Top Critic Reviews
Fresh: One of the most touching films ever made. A must-see
- Clint Morris, Tsunami Magazine, Thursday, June 24, 2010
Rotten: Donner and Evans can't find a way to extricate themselves from the impossible structure they have erected. They remain locked into the odd combination of the dreamy and the dreadful that is entirely of their own devising.
- Desmond Ryan, Philadelphia Inquirer, Monday, May 20, 2013
Fresh: It all makes for a soaring -- and tearful -- ending.
- Desson Thomson, Washington Post, Saturday, January 1, 2000

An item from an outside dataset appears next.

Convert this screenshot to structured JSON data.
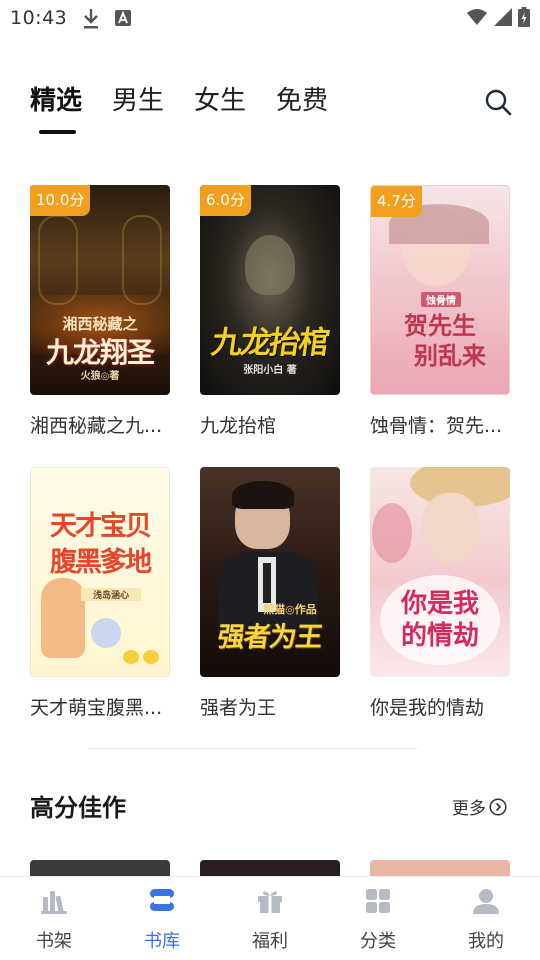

"Powered by imagination." A father recounts a dark period of his childhood when he and his little brother lived in the suburbs. REVIEW Not much material nearly grounds "Radio Flyer" pretty quick, but in the end the film is somewhat enjoyable and almost becomes one of the biggest surprises of the 1990s. Tom Hanks tells his two young sons about a dark time when he (Elijah Wood in the flashbacks) and younger brother Joseph Mazzello moved to the suburbs in California with mother Lorraine Bracco. Almost immediately she meets trouble-maker Adam Baldwin (his face barely seen throughout the film) and marries him. It is crystal clear that Baldwin is a child abuser, always choosing Mazzello as his target. A plan develops very quickly by the two youngsters to turn Mazzello's new wagon into a flying machine so he can get away from Baldwin's abuse. The film has many holes in it, but it still remains interesting nonetheless. Co-directors Richard Donner and David M. Evans almost turn the movie into a whimsical fantasy and I am not sure that was a good thing. It also seems that a lot of trouble went into Wood and Mazzello's plan when it would have been so much easier to go to their mother or local police officer John Heard and explain the situation. The film-makers wanted to show the movie through a child's point-of-view ala "E.T.---The Extra-Terrestrial", but a truly gifted director like Steven Spielberg is one of the few people that could pull that off successfully. "Radio Flyer" is above average and still pretty good in spite of numerous shortcomings. Ben Johnson adds an endearing cameo and really should have had a little more airtime.
- LorenzoVonMatterhorn, Thursday, July 8, 2010
A powerful story about brothers. It has great performances from Elijah Wood and Joseph Mazzello. It is a very brave film and doesn't shy away from risque topics. In fact, the subject matter is quite mature and unlike the majority of kids movies.
- ythelastman89, Sunday, November 22, 2009